Report only the number of lines in the following entries where the word "chevron" occurs.

== DATA ==

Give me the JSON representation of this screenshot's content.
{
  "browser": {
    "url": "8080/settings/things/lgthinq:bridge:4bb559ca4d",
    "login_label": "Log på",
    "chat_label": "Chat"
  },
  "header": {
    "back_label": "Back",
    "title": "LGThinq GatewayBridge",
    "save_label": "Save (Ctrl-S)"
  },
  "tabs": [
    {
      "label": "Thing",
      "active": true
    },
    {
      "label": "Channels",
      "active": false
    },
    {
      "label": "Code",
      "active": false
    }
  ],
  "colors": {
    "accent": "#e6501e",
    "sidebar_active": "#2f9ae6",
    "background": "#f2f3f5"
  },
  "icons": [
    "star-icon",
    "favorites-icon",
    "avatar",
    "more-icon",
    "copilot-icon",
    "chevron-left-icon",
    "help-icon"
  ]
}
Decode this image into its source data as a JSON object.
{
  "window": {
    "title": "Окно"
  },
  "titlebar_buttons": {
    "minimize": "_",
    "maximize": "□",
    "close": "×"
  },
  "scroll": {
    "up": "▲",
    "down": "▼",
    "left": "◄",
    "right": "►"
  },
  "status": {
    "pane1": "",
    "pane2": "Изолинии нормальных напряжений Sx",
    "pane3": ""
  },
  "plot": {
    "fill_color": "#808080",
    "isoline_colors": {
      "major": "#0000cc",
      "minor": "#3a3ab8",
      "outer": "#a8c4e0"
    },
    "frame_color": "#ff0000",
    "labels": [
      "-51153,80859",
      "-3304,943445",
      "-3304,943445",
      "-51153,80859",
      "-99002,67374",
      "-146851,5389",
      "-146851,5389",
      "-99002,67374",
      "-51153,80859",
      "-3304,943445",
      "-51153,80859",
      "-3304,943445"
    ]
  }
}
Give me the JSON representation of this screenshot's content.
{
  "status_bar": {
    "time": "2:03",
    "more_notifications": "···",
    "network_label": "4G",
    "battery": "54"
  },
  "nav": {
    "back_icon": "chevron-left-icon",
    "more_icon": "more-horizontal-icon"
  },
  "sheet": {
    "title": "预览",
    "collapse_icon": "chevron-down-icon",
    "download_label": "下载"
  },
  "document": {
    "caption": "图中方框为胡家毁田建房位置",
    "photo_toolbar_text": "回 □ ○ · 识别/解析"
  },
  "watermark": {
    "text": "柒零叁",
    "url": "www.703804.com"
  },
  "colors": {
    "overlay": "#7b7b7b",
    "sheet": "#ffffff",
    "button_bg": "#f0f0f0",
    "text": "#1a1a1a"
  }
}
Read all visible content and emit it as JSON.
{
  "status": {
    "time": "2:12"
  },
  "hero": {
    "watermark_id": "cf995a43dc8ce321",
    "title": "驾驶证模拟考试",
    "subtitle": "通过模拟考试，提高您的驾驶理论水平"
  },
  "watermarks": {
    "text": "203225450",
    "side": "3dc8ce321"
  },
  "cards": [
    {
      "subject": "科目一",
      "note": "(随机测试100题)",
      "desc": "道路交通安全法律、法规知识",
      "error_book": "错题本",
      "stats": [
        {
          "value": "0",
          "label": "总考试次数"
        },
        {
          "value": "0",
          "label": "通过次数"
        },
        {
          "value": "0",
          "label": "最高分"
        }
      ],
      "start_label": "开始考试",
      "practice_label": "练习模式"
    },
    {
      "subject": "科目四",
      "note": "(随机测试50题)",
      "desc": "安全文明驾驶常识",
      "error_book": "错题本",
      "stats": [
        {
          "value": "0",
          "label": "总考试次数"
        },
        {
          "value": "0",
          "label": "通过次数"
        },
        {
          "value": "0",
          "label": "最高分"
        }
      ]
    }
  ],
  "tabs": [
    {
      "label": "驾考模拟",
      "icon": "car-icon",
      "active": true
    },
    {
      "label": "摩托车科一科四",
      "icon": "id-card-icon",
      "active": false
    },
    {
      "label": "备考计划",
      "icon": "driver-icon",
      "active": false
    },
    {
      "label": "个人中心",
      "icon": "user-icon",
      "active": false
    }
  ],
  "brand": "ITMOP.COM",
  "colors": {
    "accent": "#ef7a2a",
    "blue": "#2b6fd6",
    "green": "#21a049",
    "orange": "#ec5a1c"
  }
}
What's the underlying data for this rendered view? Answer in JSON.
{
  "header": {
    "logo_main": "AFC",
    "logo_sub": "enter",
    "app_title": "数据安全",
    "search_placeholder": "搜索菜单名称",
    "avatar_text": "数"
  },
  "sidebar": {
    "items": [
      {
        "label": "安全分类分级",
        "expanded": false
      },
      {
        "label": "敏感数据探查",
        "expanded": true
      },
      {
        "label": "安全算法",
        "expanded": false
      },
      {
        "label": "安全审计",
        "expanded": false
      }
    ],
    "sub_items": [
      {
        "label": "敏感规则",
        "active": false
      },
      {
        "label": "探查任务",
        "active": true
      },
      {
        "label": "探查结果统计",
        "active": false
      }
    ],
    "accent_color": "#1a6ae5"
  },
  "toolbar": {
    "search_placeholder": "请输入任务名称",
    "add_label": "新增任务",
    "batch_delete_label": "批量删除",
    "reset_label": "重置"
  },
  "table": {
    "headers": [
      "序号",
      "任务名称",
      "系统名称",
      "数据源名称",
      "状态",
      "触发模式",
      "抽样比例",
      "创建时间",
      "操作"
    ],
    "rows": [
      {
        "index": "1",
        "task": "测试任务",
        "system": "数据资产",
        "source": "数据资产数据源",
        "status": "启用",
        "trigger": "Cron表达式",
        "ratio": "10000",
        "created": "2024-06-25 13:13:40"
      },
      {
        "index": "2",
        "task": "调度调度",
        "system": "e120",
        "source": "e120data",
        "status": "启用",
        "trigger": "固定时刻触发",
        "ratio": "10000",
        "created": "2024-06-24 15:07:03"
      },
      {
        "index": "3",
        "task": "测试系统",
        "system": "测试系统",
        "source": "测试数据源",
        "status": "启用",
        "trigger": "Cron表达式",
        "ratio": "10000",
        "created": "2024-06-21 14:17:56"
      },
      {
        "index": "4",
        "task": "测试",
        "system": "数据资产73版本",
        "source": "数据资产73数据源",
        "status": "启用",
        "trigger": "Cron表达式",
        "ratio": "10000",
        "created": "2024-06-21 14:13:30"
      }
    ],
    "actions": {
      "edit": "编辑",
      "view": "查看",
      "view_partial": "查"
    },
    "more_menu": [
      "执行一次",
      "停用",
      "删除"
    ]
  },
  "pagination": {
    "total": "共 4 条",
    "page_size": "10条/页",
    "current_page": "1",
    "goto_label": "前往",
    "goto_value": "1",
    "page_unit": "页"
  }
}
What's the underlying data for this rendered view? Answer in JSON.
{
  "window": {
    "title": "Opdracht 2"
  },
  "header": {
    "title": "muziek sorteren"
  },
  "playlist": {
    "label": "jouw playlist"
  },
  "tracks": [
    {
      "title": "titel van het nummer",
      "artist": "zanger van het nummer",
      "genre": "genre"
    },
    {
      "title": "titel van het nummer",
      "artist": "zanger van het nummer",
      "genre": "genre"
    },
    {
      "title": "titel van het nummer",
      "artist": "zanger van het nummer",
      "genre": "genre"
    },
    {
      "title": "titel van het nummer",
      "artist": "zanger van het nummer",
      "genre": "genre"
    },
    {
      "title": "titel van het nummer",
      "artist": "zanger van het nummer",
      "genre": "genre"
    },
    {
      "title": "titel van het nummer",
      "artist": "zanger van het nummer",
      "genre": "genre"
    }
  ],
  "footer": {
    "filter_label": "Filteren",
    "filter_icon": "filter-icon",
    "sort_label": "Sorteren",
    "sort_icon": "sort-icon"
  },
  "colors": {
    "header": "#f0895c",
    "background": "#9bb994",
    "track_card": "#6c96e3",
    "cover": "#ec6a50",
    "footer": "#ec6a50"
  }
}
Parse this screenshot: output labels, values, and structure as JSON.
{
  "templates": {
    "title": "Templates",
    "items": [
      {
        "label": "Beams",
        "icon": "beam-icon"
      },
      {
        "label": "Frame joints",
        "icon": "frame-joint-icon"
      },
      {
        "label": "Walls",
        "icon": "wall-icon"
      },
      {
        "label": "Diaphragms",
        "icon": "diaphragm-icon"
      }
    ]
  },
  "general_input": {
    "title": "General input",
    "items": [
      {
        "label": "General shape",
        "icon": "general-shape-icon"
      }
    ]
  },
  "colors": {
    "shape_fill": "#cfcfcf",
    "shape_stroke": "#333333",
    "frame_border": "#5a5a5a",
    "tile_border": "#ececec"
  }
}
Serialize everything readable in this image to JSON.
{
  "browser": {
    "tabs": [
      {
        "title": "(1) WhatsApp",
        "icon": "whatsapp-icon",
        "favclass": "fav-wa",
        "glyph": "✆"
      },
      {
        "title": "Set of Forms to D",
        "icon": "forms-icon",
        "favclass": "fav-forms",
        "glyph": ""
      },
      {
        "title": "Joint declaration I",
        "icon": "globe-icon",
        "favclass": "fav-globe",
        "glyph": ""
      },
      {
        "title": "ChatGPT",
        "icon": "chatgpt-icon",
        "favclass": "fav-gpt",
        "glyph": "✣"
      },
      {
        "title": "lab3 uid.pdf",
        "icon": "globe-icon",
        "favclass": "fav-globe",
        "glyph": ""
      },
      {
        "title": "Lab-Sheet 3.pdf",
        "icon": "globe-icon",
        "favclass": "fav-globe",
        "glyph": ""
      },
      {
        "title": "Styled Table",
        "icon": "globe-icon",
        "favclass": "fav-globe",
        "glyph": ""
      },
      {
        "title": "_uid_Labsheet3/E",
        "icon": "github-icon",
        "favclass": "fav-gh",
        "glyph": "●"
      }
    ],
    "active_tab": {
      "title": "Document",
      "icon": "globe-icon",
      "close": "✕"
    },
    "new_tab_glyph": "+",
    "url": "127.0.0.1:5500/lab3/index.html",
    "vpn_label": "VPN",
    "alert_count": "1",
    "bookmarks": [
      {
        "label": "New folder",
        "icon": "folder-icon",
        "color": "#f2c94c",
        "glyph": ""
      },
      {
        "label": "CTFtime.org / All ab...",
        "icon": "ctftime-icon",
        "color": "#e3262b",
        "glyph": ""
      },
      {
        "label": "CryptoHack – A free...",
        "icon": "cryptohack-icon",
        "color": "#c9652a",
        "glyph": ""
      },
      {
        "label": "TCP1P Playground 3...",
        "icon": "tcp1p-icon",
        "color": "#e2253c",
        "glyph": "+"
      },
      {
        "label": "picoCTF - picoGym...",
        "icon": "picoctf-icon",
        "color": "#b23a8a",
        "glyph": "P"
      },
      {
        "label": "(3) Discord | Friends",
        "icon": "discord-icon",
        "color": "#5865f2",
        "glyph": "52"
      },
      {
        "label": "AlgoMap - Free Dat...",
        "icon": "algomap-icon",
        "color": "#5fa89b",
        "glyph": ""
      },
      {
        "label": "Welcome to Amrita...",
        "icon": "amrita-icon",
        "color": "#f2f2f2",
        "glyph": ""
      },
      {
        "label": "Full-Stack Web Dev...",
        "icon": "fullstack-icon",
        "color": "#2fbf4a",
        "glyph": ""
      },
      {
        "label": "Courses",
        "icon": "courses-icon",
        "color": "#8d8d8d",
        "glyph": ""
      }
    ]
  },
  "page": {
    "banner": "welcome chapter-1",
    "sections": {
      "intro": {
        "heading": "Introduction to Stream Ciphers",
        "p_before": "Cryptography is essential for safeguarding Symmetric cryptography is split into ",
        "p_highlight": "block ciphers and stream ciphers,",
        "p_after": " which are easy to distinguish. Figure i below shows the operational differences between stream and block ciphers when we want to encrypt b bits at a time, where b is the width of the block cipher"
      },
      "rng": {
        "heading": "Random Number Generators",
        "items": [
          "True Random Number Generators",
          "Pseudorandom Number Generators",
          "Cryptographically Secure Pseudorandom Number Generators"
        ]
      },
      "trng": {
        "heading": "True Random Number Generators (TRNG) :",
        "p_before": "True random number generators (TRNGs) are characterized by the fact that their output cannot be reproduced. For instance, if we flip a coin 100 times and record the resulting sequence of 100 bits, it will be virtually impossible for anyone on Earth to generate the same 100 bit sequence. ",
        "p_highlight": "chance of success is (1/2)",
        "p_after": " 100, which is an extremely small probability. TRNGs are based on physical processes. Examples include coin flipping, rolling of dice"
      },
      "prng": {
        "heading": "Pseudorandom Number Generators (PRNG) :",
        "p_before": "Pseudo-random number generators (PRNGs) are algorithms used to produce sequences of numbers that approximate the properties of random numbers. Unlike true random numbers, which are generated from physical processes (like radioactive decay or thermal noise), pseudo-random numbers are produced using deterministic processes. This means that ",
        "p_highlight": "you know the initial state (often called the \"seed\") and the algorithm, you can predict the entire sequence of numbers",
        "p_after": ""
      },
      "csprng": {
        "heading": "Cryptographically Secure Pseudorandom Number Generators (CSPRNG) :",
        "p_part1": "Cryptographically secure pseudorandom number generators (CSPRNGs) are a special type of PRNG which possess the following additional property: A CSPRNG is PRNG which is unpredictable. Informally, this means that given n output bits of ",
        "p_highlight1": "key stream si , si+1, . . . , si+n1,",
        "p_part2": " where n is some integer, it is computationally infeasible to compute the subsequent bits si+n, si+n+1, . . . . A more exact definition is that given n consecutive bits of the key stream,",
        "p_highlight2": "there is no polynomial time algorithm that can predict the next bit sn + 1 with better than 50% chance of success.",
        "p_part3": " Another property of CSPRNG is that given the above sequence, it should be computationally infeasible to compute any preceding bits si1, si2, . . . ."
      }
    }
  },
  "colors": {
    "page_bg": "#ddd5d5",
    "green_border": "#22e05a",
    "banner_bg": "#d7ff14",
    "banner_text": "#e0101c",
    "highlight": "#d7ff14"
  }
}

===

- ANSWER FOR THIS EXERCISE
3